“We’ve worked on quite a few things together,” Arrieta said of Bosio. “Just trying to do a little bit less mechanically, and not being so concerned with where my body is in every facet of the delivery, and just kind of let it come naturally. Not try and be max effort as often or when I get ahead of a guy not trying to do too much and end up making a mistake. Just kind of stay within myself and execute.

“It’s paid off, for the most part. I still need to become more efficient with my delivery, but it’s in a good spot right now.”

Bosio is known for focusing on getting his pitchers to try to induce more groundballs by using their two-seam fastballs, rather than relying on the strikeout.
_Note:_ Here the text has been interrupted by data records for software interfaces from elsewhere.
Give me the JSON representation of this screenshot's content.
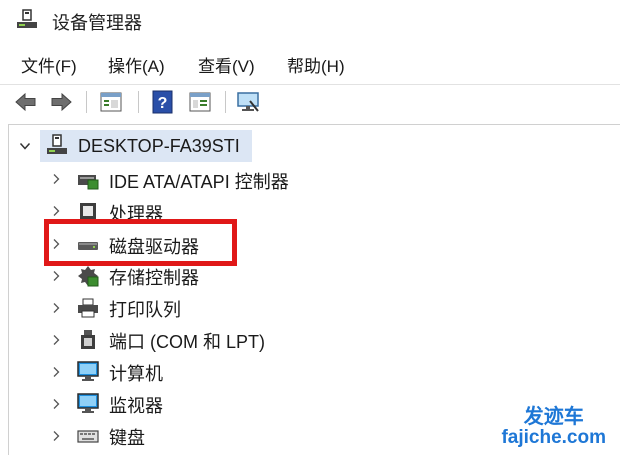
{
  "window": {
    "title": "设备管理器"
  },
  "menu": {
    "file": "文件(F)",
    "action": "操作(A)",
    "view": "查看(V)",
    "help": "帮助(H)"
  },
  "toolbar": {
    "icons": [
      "back-arrow-icon",
      "forward-arrow-icon",
      "properties-icon",
      "help-icon",
      "view-details-icon",
      "monitor-scan-icon"
    ]
  },
  "tree": {
    "root": {
      "label": "DESKTOP-FA39STI",
      "expanded": true
    },
    "children": [
      {
        "label": "IDE ATA/ATAPI 控制器",
        "icon": "ide-controller-icon"
      },
      {
        "label": "处理器",
        "icon": "processor-icon"
      },
      {
        "label": "磁盘驱动器",
        "icon": "disk-drive-icon",
        "highlighted": true
      },
      {
        "label": "存储控制器",
        "icon": "storage-controller-icon"
      },
      {
        "label": "打印队列",
        "icon": "printer-icon"
      },
      {
        "label": "端口 (COM 和 LPT)",
        "icon": "port-icon"
      },
      {
        "label": "计算机",
        "icon": "computer-icon"
      },
      {
        "label": "监视器",
        "icon": "monitor-icon"
      },
      {
        "label": "键盘",
        "icon": "keyboard-icon"
      }
    ]
  },
  "watermark": {
    "line1": "发迹车",
    "line2": "fajiche.com"
  },
  "colors": {
    "selection": "#dce6f4",
    "highlight_box": "#e01818",
    "watermark": "#1e77d6"
  }
}
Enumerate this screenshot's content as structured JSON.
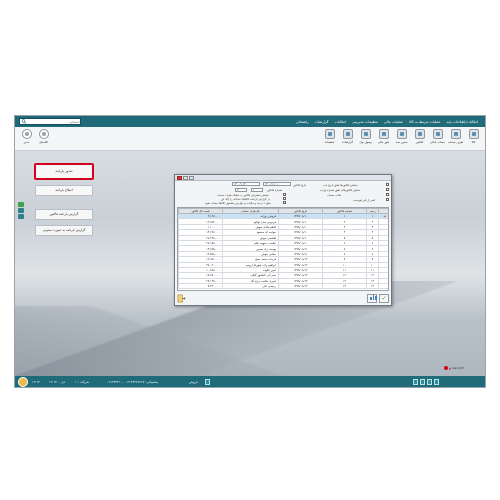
{
  "menubar": {
    "items": [
      "امکانات/اطلاعات پایه",
      "عملیات مرتبط به کالا",
      "عملیات مالی",
      "تنظیمات مدیریتی",
      "امکانات",
      "گزارشات",
      "راهنمائی"
    ],
    "search_placeholder": "جستجو ..."
  },
  "toolbar": {
    "right_buttons": [
      "کالا",
      "طرف حساب",
      "حساب بانکی",
      "فاکتور",
      "صدور سند",
      "امور مالی",
      "وصول چک",
      "گزارشات",
      "تنظیمات"
    ],
    "left_buttons": [
      "کلاسیک",
      "مدیر"
    ]
  },
  "sidebar_buttons": [
    "صدور بارنامه",
    "اصلاح بارنامه",
    "گزارش بارنامه فاکتور",
    "گزارش بارنامه به صورت ستونی"
  ],
  "dialog": {
    "filters": {
      "date_label": "تاریخ فاکتور",
      "date_from": "۱۴۰۰/۱۰/۰۱",
      "date_to": "۱۴۰۰/۱۰/۳۰",
      "invoice_no_label": "شماره فاکتور",
      "invoice_from": "۱",
      "invoice_to": "۲۰",
      "opt1": "نمایش فاکتورها طبق تاریخ ثبت",
      "opt2": "نمایش فاکتورهای طبق شماره وارده",
      "opt3": "نمایش مشتریان فاکتور به تفکیک طرف حساب",
      "opt4": "در گزارش بارنامه کالاهای تعدادی را چک کن",
      "opt5": "مبلغ ۱ درصد و مالیات و عوارض مشمول کالاها حساب شود",
      "opt6": "کسر از فی فهرست",
      "opt7": "شماره فاکتور",
      "opt8": "حالت حساب"
    },
    "columns": [
      "ردیف",
      "شماره فاکتور",
      "تاریخ فاکتور",
      "نام طرف حساب",
      "قیمت کل فاکتور"
    ],
    "rows": [
      [
        "۱",
        "۱",
        "۱۳۹۹/۰۸/۱۰",
        "فروش روزانه",
        "۴,۶۶۷,۰۰۰"
      ],
      [
        "۲",
        "۲",
        "۱۳۹۹/۰۸/۱۰",
        "فردوس سارا توکلو",
        "۱۲,۸۷۲,۰۰۰"
      ],
      [
        "۳",
        "۳",
        "۱۳۹۹/۰۸/۱۰",
        "کاظم هادی خوش",
        "۱,۱۰۰,۰۰۰"
      ],
      [
        "۴",
        "۴",
        "۱۳۹۹/۰۸/۱۰",
        "خواجه ای محمود",
        "۱۴,۶۲۷,۰۰۰"
      ],
      [
        "۵",
        "۵",
        "۱۳۹۹/۰۸/۱۰",
        "هاشمی خوش",
        "۲۸,۶۳۸,۰۰۰"
      ],
      [
        "۶",
        "۶",
        "۱۳۹۹/۰۸/۱۰",
        "نیکبخت صهیب قلم",
        "۲۷,۱۵۷,۰۰۰"
      ],
      [
        "۷",
        "۷",
        "۱۳۹۹/۰۸/۱۱",
        "یوسف زاد حسین",
        "۱۴,۶۹۵,۰۰۰"
      ],
      [
        "۸",
        "۸",
        "۱۳۹۹/۰۸/۱۱",
        "حقانی خوش",
        "۱۳,۵۸۸,۰۰۰"
      ],
      [
        "۹",
        "۹",
        "۱۳۹۹/۰۸/۱۲",
        "فریدی محمد حنیج",
        "۱۲,۸۸۱,۰۰۰"
      ],
      [
        "۱۰",
        "۱۰",
        "۱۳۹۹/۰۸/۱۲",
        "ابراهیم زاده شهرام ارومیه",
        "۳۷,۰۳۰,۰۰۰"
      ],
      [
        "۱۱",
        "۱۱",
        "۱۳۹۹/۰۸/۱۲",
        "امین یاقوت",
        "۱۰,۸۸۸,۰۰۰"
      ],
      [
        "۱۲",
        "۱۲",
        "۱۳۹۹/۰۸/۱۳",
        "صبر آتی کیاشهر گیلان",
        "۱۷,۶۵۰,۰۰۰"
      ],
      [
        "۱۳",
        "۱۳",
        "۱۳۹۹/۰۸/۱۳",
        "امیری خالصه خرم آباد",
        "۲۴,۱۳۹,۰۰۰"
      ],
      [
        "۱۴",
        "۱۴",
        "۱۳۹۹/۰۸/۱۳",
        "رحیمی علی",
        "۹,۴۲۰,۰۰۰"
      ]
    ]
  },
  "statusbar": {
    "user": "فروش",
    "phone": "پشتیبانی: ۰۲۱۴۴۲۷۱۲۶۷ - ۰۲۱۴۴۴۲۱۰",
    "branch": "شرکت : ۱",
    "date": "۱۳ دی ۱۴۰۰",
    "time": "۱۲:۱۴",
    "brand": "Yaali Soft"
  }
}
While Arrieta did rack up seven strikeouts in his six innings of work, he also produced seven groundouts on the day, improving his ground-ball rate to what would be a career-best 51.0 percent.

One strong outing hardly means all is well for Arrieta, who has shown flashes before, only to lose his command in the next outing.

However, with the combination of strikeouts and ground balls, Arrieta appears to have a sound plan under the guidance of Bosio.

If he can continue to execute said plan and continue to iron out his mechanical issues, Arrieta, who is under team control for another three years after this season, could find himself becoming a key piece in the Cubs’ rebuilding efforts.